“We thought we could get an easy field goal and didn’t want an interception,” Mettenberger said. “I don’t blame (the play calls). Nobody can blame Drew. We left a lot of offense on the table and had a lot of drives we didn’t finish.”
That gave McCarron the ball at the 28 with 1:34 left. McCarron hit three quick completions to Kevin Norwood for gains of 18, 15 and 11 yards to the Tigers 28. After an incompletion to Norwood in the end zone, the Tide called a screen against an LSU blitz and McCarron lofted the ball to Yeldon, who just had to cut back on safety Craig Loston to sprint into the end zone with 51 seconds left.
“We told our players that they would have to overcome a lot of adversity to win a game here,” Bama coach Nick Saban said. “When things went bad and the momentum of the game changed, that’s what we kept talking to them about. They kept their poise, they kept playing and they kept competing.”
LSU coach Les Miles said there was a missed assignment on the touchdown.
“We held them for the better part of the game, but it just goes to show you it takes only one error to cost you the game,” safety Eric Reid said. “It’s just so unfortunate that it happened to us tonight. One mistake cost us the game.”
LSU trailed 14-3 and was sputtering on offense before Hill’s 1-yard touchdown run completed a 58-yard drive late in the third quarter.
The Tigers tried to capitalize on the momentum by trying an onside kick. Kicker James Hairston fell on the ball for the Tigers, but the officials ruled that he touched the ball before it went the requisite 10 yards and the ruling was upheld on review.
LSU had tried another trick play earlier as a fake field goal failed when holder Brad Wing’s pass to Alleman in fourth-and-12 pass lost 2 yards. Later Miles had Alleman try a 54-yard field goal, which would have been a career long, but the kick was short.
“I wish I could have had a couple of my calls back,” Miles said.
Bama quickly marched toward the goal line, but on third-and-3 from the 10, T.J. Yeldon dropped a handoff from McCarron and Montgomery recovered for LSU.
The Tigers drove 90 yards and Mettenberger threw a 14-yard touchdown pass to Landry to give LSU a 17-14 lead with 12:58 left in the game.
After a Tide punt, the Tigers marched to the Bama 24, but on fourth-and-1, but running back Spencer Ware was stopped for no gain after lining up under center.

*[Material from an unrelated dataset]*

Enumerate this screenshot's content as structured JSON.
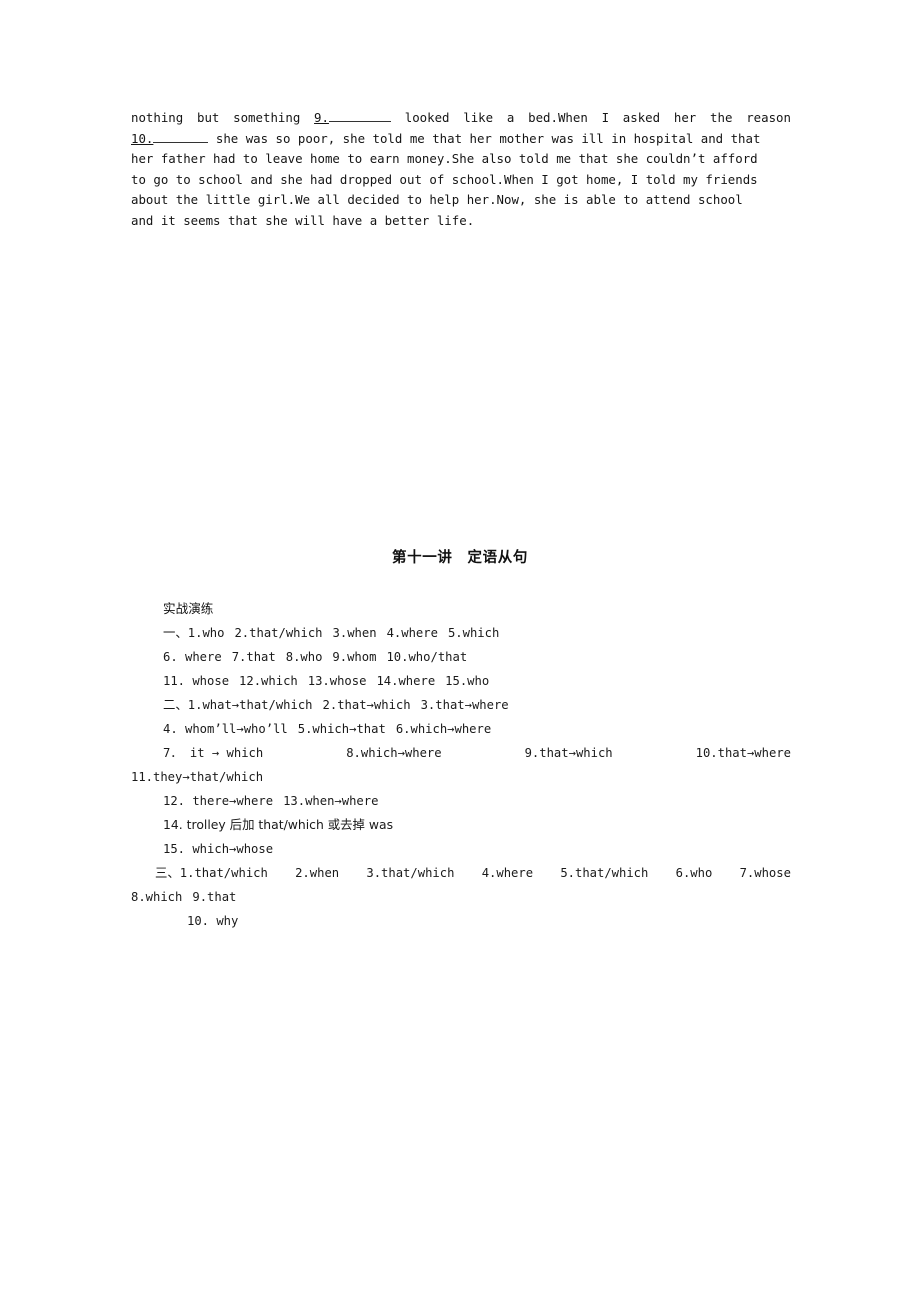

The biggest question coming into the game was whether LSU could avoid the offensive futility it had in the BCS title game. The Tigers showed right away that things wouldn’t be that bad, but Bama showed they wouldn’t be easy either.
LSU received the opening kickoff and needed just six plays to cross midfield, something it didn’t accomplished until midway through the fourth quarter in January.
The drive stalled at the Tide 46 after Mettenberger threw two incompletions, but the Tigers got the ball back after a three-and-out.
This time it took just four plays for LSU to cross midfield again. The Tigers reached the 21, but stalled after two moiré Mettenberger incompletions. Alleman’s 38-yard field goal provided a 3-0 lead for LSU, whose only lead in the two meetingslast season came on Alleman’s field goal on the last play of overtime in Tuscaloosa.
Bama, which faced only one deficit — for 14 seconds against Ole Miss — drove to the LSU 39 on the ensuing possession, but pass interference penalty on Kevin Norwood short-circuited the drive.
But the deficit didn’t last long as the Tide forced a punt on the Tigers’ next possession, and McCarron found a rhythm. He directed the longest drive against LSU this season as Bama went 92 yards and took a 7-3 lead when Eddie Lacy ran 7 yards for a touchdown.
McCarron’s 9-yard touchdown run just before the half gave the Tide a 14-3 lead.